Cathryn Setz’s research focuses on modernist literature and culture from the interwar period. Her first book, Primordial Modernism: Animals, Ideas, transition (1927–38) (Edinburgh University Press, 2019) explores the animal symbolism across the modernist magazine transition, with chapters exploring American and European Surrealism, Gottfried Benn and unsettling primitivisms, James Joyce, and transition’s editor Eugene Jolas. Cathryn is also a specialist on the work of American author and artist Djuna Barnes, and is co-Editor of Shattered Objects: Djuna Barnes’s Modernism (Penn State University Press, 2019). Cathryn is currently working on a wide-ranging study of North American periodical culture and the “bad” science of popular biology. This is an archival study of the links between 1920s evolutionary biology as disseminated in the publishing industry and the literary culture both reifying and critiquing its frequently racist implications. Cathryn has published initial findings from this project in The Review of English Studies, as well as articles in Affirmations: of the Modern, Modernist Cultures, Modernism/modernity, Literature and History, Textual Practice, The Times Literary Supplement, and The LA Review of Books. She is also interested in the works of Mina Loy, queer culture and history, and masculinities in contemporary poetry and prose.
Cathryn has also taught widely across late nineteenth- and twentieth-century literary subjects, both at the University of Oxford and at Birkbeck College, University of London.
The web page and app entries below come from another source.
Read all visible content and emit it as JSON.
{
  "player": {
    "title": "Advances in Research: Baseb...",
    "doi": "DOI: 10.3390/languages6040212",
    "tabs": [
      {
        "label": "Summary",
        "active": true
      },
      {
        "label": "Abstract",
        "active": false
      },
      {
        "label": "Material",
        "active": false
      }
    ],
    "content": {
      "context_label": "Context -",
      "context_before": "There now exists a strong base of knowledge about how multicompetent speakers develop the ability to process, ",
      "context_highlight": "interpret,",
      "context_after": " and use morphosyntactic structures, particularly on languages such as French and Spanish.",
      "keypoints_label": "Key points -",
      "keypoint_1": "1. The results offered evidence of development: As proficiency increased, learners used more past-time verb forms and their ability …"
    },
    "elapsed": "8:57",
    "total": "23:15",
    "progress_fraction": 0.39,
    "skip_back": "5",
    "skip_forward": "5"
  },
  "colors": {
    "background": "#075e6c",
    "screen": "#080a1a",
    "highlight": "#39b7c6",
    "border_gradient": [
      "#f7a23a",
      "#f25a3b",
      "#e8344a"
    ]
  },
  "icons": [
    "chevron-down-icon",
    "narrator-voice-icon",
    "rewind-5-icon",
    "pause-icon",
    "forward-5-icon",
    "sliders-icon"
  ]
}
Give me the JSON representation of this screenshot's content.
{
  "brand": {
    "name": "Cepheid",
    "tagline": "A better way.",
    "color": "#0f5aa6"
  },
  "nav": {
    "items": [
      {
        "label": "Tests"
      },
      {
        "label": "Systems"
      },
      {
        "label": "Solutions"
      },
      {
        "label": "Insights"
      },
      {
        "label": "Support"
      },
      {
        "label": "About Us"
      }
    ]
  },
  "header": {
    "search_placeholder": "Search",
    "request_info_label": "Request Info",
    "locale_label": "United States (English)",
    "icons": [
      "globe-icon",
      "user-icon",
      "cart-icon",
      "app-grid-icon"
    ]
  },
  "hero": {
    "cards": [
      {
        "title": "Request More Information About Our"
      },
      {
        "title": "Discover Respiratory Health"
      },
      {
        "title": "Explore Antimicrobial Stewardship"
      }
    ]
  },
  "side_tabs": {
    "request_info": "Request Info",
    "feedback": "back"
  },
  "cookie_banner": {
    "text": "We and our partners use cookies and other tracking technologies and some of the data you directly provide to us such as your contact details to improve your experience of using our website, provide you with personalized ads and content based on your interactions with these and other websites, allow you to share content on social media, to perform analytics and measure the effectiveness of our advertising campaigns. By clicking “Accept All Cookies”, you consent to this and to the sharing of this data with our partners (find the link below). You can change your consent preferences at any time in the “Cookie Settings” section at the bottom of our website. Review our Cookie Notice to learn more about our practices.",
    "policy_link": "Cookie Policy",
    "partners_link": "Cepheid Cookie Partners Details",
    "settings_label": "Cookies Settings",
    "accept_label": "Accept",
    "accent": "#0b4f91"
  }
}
She is interested in public engagement, specifically in radio production and arts programming as a means of translating scholarly research to a wide audience in innovative and accessible ways.
Google Scholar: https://scholar.google.com/citations?user=z4cHHg4AAAAJ&hl=en